> Aim of the task: Could you give the records below again exactly, without the pictures?

BEGIN Available data

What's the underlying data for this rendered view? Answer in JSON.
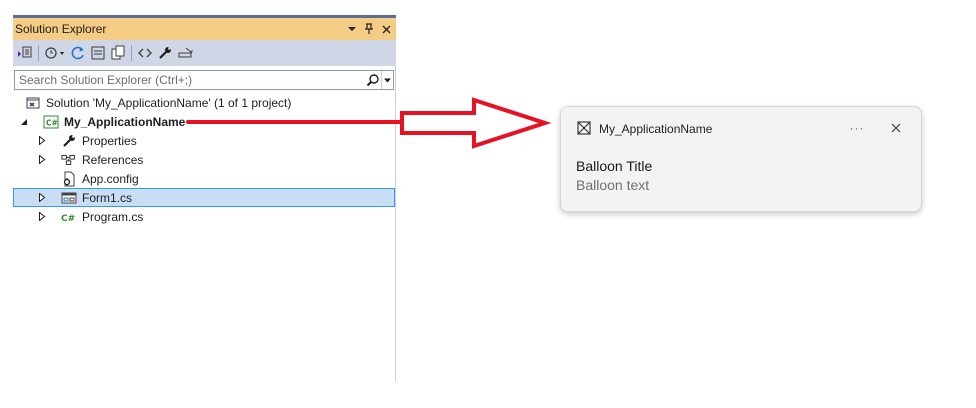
{
  "solution_explorer": {
    "title": "Solution Explorer",
    "title_buttons": [
      {
        "name": "window-position-dropdown",
        "glyph": "▾"
      },
      {
        "name": "auto-hide-pin",
        "glyph": "📌"
      },
      {
        "name": "close",
        "glyph": "✕"
      }
    ],
    "toolbar_tools": [
      "switch-views",
      "pending-changes-filter",
      "sync-with-active-document",
      "collapse-all",
      "show-all-files",
      "view-code",
      "properties",
      "preview-selected-items"
    ],
    "search_placeholder": "Search Solution Explorer (Ctrl+;)",
    "tree": [
      {
        "label": "Solution 'My_ApplicationName' (1 of 1 project)",
        "icon": "solution-icon",
        "expander": "none",
        "indent": 0,
        "bold": false,
        "selected": false
      },
      {
        "label": "My_ApplicationName",
        "icon": "csharp-project-icon",
        "expander": "expanded",
        "indent": 1,
        "bold": true,
        "selected": false
      },
      {
        "label": "Properties",
        "icon": "wrench-icon",
        "expander": "collapsed",
        "indent": 2,
        "bold": false,
        "selected": false
      },
      {
        "label": "References",
        "icon": "references-icon",
        "expander": "collapsed",
        "indent": 2,
        "bold": false,
        "selected": false
      },
      {
        "label": "App.config",
        "icon": "config-file-icon",
        "expander": "none",
        "indent": 2,
        "bold": false,
        "selected": false
      },
      {
        "label": "Form1.cs",
        "icon": "form-icon",
        "expander": "collapsed",
        "indent": 2,
        "bold": false,
        "selected": true
      },
      {
        "label": "Program.cs",
        "icon": "csharp-file-icon",
        "expander": "collapsed",
        "indent": 2,
        "bold": false,
        "selected": false
      }
    ]
  },
  "arrow": {
    "color": "#e81123"
  },
  "toast": {
    "app_name": "My_ApplicationName",
    "more_glyph": "···",
    "title": "Balloon Title",
    "text": "Balloon text"
  },
  "colors": {
    "title_bar": "#f5cc84",
    "toolbar": "#cfd6e5",
    "selection": "#c9def5",
    "selection_border": "#3399ff",
    "csharp_green": "#388a34"
  }
}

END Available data

> Answer to the problem:
What's the underlying data for this rendered view? Answer in JSON.
{
  "solution_explorer": {
    "title": "Solution Explorer",
    "title_buttons": [
      {
        "name": "window-position-dropdown",
        "glyph": "▾"
      },
      {
        "name": "auto-hide-pin",
        "glyph": "📌"
      },
      {
        "name": "close",
        "glyph": "✕"
      }
    ],
    "toolbar_tools": [
      "switch-views",
      "pending-changes-filter",
      "sync-with-active-document",
      "collapse-all",
      "show-all-files",
      "view-code",
      "properties",
      "preview-selected-items"
    ],
    "search_placeholder": "Search Solution Explorer (Ctrl+;)",
    "tree": [
      {
        "label": "Solution 'My_ApplicationName' (1 of 1 project)",
        "icon": "solution-icon",
        "expander": "none",
        "indent": 0,
        "bold": false,
        "selected": false
      },
      {
        "label": "My_ApplicationName",
        "icon": "csharp-project-icon",
        "expander": "expanded",
        "indent": 1,
        "bold": true,
        "selected": false
      },
      {
        "label": "Properties",
        "icon": "wrench-icon",
        "expander": "collapsed",
        "indent": 2,
        "bold": false,
        "selected": false
      },
      {
        "label": "References",
        "icon": "references-icon",
        "expander": "collapsed",
        "indent": 2,
        "bold": false,
        "selected": false
      },
      {
        "label": "App.config",
        "icon": "config-file-icon",
        "expander": "none",
        "indent": 2,
        "bold": false,
        "selected": false
      },
      {
        "label": "Form1.cs",
        "icon": "form-icon",
        "expander": "collapsed",
        "indent": 2,
        "bold": false,
        "selected": true
      },
      {
        "label": "Program.cs",
        "icon": "csharp-file-icon",
        "expander": "collapsed",
        "indent": 2,
        "bold": false,
        "selected": false
      }
    ]
  },
  "arrow": {
    "color": "#e81123"
  },
  "toast": {
    "app_name": "My_ApplicationName",
    "more_glyph": "···",
    "title": "Balloon Title",
    "text": "Balloon text"
  },
  "colors": {
    "title_bar": "#f5cc84",
    "toolbar": "#cfd6e5",
    "selection": "#c9def5",
    "selection_border": "#3399ff",
    "csharp_green": "#388a34"
  }
}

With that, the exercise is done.